Dr. Paul R. Sanberg is senior vice president for research and innovation, Distinguished University Professor and executive director of the Center of Excellence for Aging and Brain Repair at the University of South Florida, and founder and president of the National Academy of Inventors. He trained at York University, the University of British Columbia, the Australian National University and The Johns Hopkins University School of Medicine, among others. He has held academic positions at Ohio University, the University of Cincinnati and Brown University. He is an inventor on approximately 100 health-related patents. His work has been instrumental in translating new pharmaceutical and cellular therapeutics to clinical trials and commercialization for Tourette syndrome, stroke, ALS, Alzheimer’s, Huntington’s and Parkinson’s disease and he has significant biotech and pharmaceutical industry experience in these areas. He is the co-founder of Saneron CCEL Therapeutics, Inc. and Natura Therapeutics, in Tampa, and Stem Cells, Inc., in Palo Alto, California. He is the author of more than 600 scientific publications and is considered a highly cited scientist, with more than 20,000 citations to his published work. He serves on editorial boards for more than 30 scientific journals and has received numerous scientific awards. He is a fellow of the AAAS, a Charter Fellow of the National Academy of Inventors and serves on the evaluation committee of the National Medal of Technology and Innovation.
David E. Hershberg
Excelling as an Entrepreneur
April 24, 2013
David Hershberg started his career in 1959 at ITT Defense Communications working on earth stations for the first active communications satellite carrier. He founded ITT Space Communications in 1968; Comtech Systems Division in 1972; and Satellite Transmission Systems (STS) in 1976, where he served for 18 years as president and CEO. STS became the global leader and premier company in the field of satellite communications ground station systems.

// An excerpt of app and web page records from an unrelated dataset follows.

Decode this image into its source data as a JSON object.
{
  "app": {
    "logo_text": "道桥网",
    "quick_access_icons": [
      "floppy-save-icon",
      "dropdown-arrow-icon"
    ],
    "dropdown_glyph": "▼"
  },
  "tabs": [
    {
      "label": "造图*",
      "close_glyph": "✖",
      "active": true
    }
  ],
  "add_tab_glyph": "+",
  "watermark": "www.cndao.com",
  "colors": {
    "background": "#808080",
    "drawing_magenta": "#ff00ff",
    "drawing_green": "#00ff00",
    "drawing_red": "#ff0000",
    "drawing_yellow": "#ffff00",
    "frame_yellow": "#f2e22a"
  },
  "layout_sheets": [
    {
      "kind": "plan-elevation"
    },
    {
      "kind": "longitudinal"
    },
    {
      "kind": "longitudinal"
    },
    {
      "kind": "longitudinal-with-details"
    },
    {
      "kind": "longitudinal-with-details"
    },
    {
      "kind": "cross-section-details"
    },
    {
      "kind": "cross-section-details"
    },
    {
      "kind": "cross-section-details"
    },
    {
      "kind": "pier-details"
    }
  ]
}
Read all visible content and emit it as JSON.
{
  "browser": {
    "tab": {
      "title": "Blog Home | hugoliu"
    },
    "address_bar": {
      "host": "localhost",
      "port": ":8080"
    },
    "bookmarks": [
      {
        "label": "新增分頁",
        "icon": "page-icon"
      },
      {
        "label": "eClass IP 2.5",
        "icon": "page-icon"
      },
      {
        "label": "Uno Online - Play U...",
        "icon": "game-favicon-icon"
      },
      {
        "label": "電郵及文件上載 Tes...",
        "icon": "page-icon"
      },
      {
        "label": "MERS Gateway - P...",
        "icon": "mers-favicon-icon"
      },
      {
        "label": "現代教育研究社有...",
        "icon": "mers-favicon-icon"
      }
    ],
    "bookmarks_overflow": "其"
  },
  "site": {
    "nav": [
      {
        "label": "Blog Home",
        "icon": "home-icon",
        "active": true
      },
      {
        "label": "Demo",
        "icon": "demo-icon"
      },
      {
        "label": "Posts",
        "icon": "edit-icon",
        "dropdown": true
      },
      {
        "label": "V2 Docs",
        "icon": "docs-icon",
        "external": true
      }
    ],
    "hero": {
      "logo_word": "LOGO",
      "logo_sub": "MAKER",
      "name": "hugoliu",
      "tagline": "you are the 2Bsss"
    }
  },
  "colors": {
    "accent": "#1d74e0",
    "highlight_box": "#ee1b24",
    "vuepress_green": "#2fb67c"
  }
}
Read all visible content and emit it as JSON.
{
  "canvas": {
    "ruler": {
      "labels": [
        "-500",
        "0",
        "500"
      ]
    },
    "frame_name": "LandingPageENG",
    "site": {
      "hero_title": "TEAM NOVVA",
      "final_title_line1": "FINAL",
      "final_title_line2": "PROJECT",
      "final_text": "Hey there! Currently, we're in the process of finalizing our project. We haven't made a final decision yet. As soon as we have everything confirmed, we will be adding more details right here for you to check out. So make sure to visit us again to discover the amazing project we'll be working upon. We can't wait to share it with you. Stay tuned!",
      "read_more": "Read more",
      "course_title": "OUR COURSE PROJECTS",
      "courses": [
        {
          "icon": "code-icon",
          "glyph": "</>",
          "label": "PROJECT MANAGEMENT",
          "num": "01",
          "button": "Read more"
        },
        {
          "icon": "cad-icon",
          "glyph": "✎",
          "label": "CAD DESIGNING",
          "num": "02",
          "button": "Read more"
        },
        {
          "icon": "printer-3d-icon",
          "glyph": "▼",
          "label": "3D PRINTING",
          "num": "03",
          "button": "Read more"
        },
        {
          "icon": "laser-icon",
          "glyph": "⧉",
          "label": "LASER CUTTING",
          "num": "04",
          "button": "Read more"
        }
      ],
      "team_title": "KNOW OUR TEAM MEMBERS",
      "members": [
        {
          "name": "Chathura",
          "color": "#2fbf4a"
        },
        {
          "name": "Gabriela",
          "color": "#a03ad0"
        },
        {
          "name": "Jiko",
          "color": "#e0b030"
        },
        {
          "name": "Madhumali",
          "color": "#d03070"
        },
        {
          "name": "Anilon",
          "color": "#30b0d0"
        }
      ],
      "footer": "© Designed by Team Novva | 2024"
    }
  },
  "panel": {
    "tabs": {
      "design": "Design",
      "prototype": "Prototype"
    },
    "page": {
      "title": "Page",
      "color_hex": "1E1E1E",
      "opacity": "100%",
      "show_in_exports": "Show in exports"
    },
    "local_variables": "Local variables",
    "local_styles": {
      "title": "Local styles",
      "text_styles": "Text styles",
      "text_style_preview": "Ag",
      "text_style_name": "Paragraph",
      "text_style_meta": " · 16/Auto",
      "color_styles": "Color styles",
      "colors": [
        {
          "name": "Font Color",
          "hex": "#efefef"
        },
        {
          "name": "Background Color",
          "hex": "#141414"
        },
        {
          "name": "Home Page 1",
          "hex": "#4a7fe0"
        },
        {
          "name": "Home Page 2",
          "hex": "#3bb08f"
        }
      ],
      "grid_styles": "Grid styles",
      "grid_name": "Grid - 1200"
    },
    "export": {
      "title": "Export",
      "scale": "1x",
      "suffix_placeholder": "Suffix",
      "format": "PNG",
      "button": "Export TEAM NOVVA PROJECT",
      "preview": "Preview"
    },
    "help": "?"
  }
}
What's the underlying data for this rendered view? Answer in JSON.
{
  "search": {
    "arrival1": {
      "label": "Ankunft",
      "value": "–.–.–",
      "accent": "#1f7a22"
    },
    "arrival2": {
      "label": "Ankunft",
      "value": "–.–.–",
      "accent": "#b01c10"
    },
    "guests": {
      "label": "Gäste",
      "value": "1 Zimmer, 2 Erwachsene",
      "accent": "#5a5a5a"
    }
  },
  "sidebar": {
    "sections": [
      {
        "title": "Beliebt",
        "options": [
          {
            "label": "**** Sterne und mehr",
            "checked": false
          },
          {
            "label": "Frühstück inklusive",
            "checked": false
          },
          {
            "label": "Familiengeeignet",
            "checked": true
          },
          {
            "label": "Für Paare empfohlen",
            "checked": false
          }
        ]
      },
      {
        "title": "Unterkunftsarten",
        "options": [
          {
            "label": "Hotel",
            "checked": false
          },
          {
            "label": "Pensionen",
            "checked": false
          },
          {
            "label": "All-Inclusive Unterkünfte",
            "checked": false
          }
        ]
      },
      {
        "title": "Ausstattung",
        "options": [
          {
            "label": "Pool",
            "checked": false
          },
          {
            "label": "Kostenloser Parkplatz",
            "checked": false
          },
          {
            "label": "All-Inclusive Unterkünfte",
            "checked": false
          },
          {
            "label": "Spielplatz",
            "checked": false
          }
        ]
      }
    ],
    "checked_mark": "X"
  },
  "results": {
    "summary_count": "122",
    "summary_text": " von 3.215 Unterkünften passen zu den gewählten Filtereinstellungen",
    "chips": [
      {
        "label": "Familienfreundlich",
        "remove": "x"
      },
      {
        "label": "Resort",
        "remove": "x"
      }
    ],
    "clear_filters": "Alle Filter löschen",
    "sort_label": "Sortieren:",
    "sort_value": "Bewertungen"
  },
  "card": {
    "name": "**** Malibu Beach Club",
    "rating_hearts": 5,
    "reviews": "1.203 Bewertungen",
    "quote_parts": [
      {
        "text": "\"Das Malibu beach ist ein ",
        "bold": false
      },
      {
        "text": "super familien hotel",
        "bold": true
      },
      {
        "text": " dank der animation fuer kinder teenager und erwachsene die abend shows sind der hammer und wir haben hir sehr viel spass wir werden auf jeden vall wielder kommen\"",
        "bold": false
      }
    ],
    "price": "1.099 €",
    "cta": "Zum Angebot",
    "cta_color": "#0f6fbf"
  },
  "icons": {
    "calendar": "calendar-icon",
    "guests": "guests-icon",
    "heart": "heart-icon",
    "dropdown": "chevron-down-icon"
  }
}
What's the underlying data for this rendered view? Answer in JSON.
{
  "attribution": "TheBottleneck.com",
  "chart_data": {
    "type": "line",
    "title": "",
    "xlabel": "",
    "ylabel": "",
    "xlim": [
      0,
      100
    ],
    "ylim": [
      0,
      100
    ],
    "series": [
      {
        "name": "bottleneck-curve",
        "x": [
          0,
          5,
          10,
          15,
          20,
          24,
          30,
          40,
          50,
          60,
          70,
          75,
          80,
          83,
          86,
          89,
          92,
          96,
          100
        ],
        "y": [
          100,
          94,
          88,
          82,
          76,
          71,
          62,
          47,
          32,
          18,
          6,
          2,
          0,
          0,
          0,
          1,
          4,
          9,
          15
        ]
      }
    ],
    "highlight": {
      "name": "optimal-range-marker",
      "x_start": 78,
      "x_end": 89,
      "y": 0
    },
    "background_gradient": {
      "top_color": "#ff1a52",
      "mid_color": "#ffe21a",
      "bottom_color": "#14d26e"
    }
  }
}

Hershberg founded Globecomm Systems (GSI) in 1994 as an integrator of satellite communication systems and networks. It soon became a leading provider of end-to-end solutions. In 1996 he founded NetSat Express which is now known as Globecomm Network Services, as a subsidiary of GSI, to provide Internet service to developing countries. It is now a leading provider of Internetvia- satellite services for international ISPs and end-to-end enterprise solutions with content delivery offerings.
Working to improve United States industry competitiveness, Hershberg has testified before the U.S. Congress, and advised President Bill Clinton on competitive trade issues. He has worked on trade issues with the Department of Commerce, the U.S. Trade representative, AEA, TIA and the Council on Competitiveness.
Hershberg has won the Ernst & Young Entrepreneur of the Year Award for the Long Island region in the Emerging Technology category, the Leroy R. Grumman Award at the Cradle of Aviation Museum for technical achievement in satellite communications, and many other awards. In 2008 he was inducted into the Long Island Technology Hall of Fame (LITHF).
Hershberg holds master’s degrees in electrical engineering from Columbia University and management science from Stevens Institute of Technology and a B.E.E. from Rensselaer Polytechnic Institute (RPI).